21/10/2013 13:13 BST | Updated 21/12/2013 05:12 GMT

What Makes a Dog Maul a Child?

Last Friday, another child - a girl of eight - was mauled by two large dogs, this time in Glasgow. She is currently still in hospital receiving treatment for severe facial injuries. News reports state that the child was playing outside when the owner walked by with the dogs, who then attacked. There are no details as to if the dogs were on the lead, or if the child knew or approached the dogs, or how the attack was instigated.

When a dog attacks, it's very easy to play the blame game, but it's not always that simple. Any dog can attack when forced into a situation where they feel threatened or scared. But a lot of the times these attacks take place, they follow a pattern: How the dogs were reared, their socialisation with other dogs and humans, their environment, food, amount of exercise, and if male dogs, whether they've been neutered... It's a complex number of factors that bring a dog to attack.

If this was the case of a human attacking another human, the investigation would dig deep in to the history of the perpetrator: Had they been a victim of violence or abuse themselves? What was their education? Do they have a history of substance abuse? It has to be the same with dogs. The same rules need to be applied; it's pointless putting down the dog and prosecuting the owner if we learn nothing about how the attack came to happen: What was the temperament of the parents of the dog, why was it bred, where was it bred?

On Gumtree, upon searching for 'dog for sale' in the UK, nearly 7,200 adverts come up. Dogs are now bought and sold like disposable objects, with people breeding, selling and buying dogs on a whim, without the proper thought, consideration and preparation it takes to ensure you're bringing the right dog into your life.

A dog becomes aggressive and attacks because at some point in it's life, (even in the breeding process; not the breed of dog but the nature of the dog's parents, and the breeder themselves), bad decisions were made that consequently, resulted in the dog attacking a human.

We need to get to the bottom of why this most recent dog attack came about. Yes, the dogs will have been put down, and the owner will doubtlessly be prosecuted, but finger pointing and knee-jerk reactions aren't helpful in preventing further attacks from other dogs.

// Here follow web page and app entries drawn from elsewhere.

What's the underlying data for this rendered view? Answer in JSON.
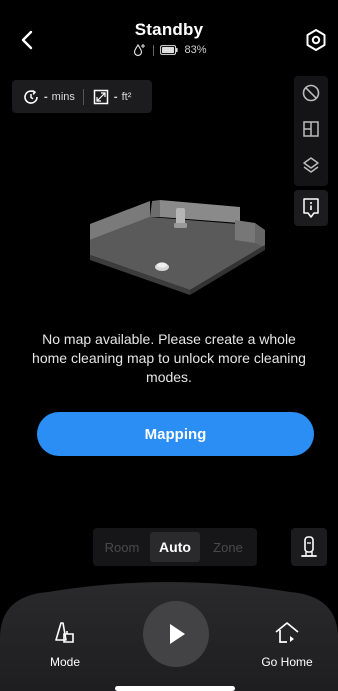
{
  "header": {
    "title": "Standby",
    "battery_percent": "83%",
    "back_icon": "chevron-left-icon",
    "settings_icon": "settings-ring-icon",
    "water_icon": "water-drop-icon",
    "battery_icon": "battery-icon",
    "battery_level": 0.83
  },
  "stats": {
    "time_value": "-",
    "time_unit": "mins",
    "area_value": "-",
    "area_unit": "ft²",
    "time_icon": "clock-refresh-icon",
    "area_icon": "area-frame-icon"
  },
  "rail": {
    "items": [
      {
        "name": "no-go-zone-icon"
      },
      {
        "name": "room-split-icon"
      },
      {
        "name": "layers-icon"
      }
    ],
    "info_icon": "info-icon"
  },
  "map": {
    "icon": "3d-room-map-placeholder"
  },
  "message": {
    "line1": "No map available. Please create a whole",
    "line2": "home cleaning map to unlock more cleaning",
    "line3": "modes."
  },
  "mapping_button": {
    "label": "Mapping"
  },
  "mode_selector": {
    "options": [
      "Room",
      "Auto",
      "Zone"
    ],
    "selected": "Auto"
  },
  "dock_icon": "robot-dock-icon",
  "bottom_bar": {
    "mode_label": "Mode",
    "go_home_label": "Go Home",
    "mode_icon": "mode-cleaner-icon",
    "play_icon": "play-icon",
    "go_home_icon": "go-home-icon"
  },
  "colors": {
    "accent": "#2a8ef4",
    "background": "#000000",
    "surface": "#1c1c1e"
  }
}
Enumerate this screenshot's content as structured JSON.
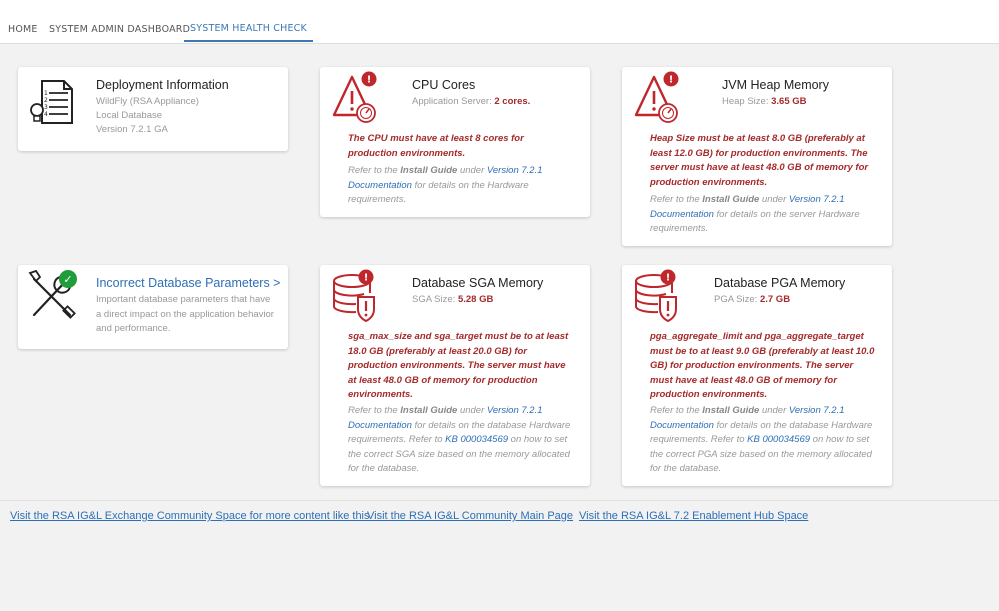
{
  "nav": {
    "tabs": [
      {
        "label": "HOME"
      },
      {
        "label": "SYSTEM ADMIN DASHBOARD"
      },
      {
        "label": "SYSTEM HEALTH CHECK"
      }
    ]
  },
  "colors": {
    "accent": "#3b78b5",
    "error": "#c0272d",
    "ok": "#1f9d3a",
    "link": "#2d6fb6"
  },
  "cards": {
    "deployment": {
      "title": "Deployment Information",
      "line1": "WildFly (RSA Appliance)",
      "line2": "Local Database",
      "line3": "Version 7.2.1 GA"
    },
    "cpu": {
      "title": "CPU Cores",
      "sub_label": "Application Server:",
      "sub_value": "2 cores.",
      "warning": "The CPU must have at least 8 cores for production environments.",
      "note_prefix": "Refer to the",
      "note_guide": "Install Guide",
      "note_under": "under",
      "note_link": "Version 7.2.1 Documentation",
      "note_suffix": "for details on the Hardware requirements."
    },
    "jvm": {
      "title": "JVM Heap Memory",
      "sub_label": "Heap Size:",
      "sub_value": "3.65 GB",
      "warning": "Heap Size must be at least 8.0 GB (preferably at least 12.0 GB) for production environments. The server must have at least 48.0 GB of memory for production environments.",
      "note_prefix": "Refer to the",
      "note_guide": "Install Guide",
      "note_under": "under",
      "note_link": "Version 7.2.1 Documentation",
      "note_suffix": "for details on the server Hardware requirements."
    },
    "dbparams": {
      "title": "Incorrect Database Parameters >",
      "desc": "Important database parameters that have a direct impact on the application behavior and performance."
    },
    "sga": {
      "title": "Database SGA Memory",
      "sub_label": "SGA Size:",
      "sub_value": "5.28 GB",
      "warning": "sga_max_size and sga_target must be to at least 18.0 GB (preferably at least 20.0 GB) for production environments. The server must have at least 48.0 GB of memory for production environments.",
      "note_prefix": "Refer to the",
      "note_guide": "Install Guide",
      "note_under": "under",
      "note_link": "Version 7.2.1 Documentation",
      "note_mid": "for details on the database Hardware requirements. Refer to",
      "note_kb": "KB 000034569",
      "note_suffix": "on how to set the correct SGA size based on the memory allocated for the database."
    },
    "pga": {
      "title": "Database PGA Memory",
      "sub_label": "PGA Size:",
      "sub_value": "2.7 GB",
      "warning": "pga_aggregate_limit and pga_aggregate_target must be to at least 9.0 GB (preferably at least 10.0 GB) for production environments. The server must have at least 48.0 GB of memory for production environments.",
      "note_prefix": "Refer to the",
      "note_guide": "Install Guide",
      "note_under": "under",
      "note_link": "Version 7.2.1 Documentation",
      "note_mid": "for details on the database Hardware requirements. Refer to",
      "note_kb": "KB 000034569",
      "note_suffix": "on how to set the correct PGA size based on the memory allocated for the database."
    }
  },
  "icons": {
    "deployment": "document-lightbulb-icon",
    "cpu": "warning-gauge-icon",
    "jvm": "warning-gauge-icon",
    "dbparams": "tools-icon",
    "sga": "database-warning-icon",
    "pga": "database-warning-icon",
    "alert_badge": "!",
    "ok_badge": "✓"
  },
  "footer": {
    "links": [
      {
        "label": "Visit the RSA IG&L Exchange Community Space for more content like this"
      },
      {
        "label": "Visit the RSA IG&L Community Main Page"
      },
      {
        "label": "Visit the RSA IG&L 7.2 Enablement Hub Space"
      }
    ]
  }
}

All we're left with now is yet another child whose life has been ruined by yet another preventable dog attack.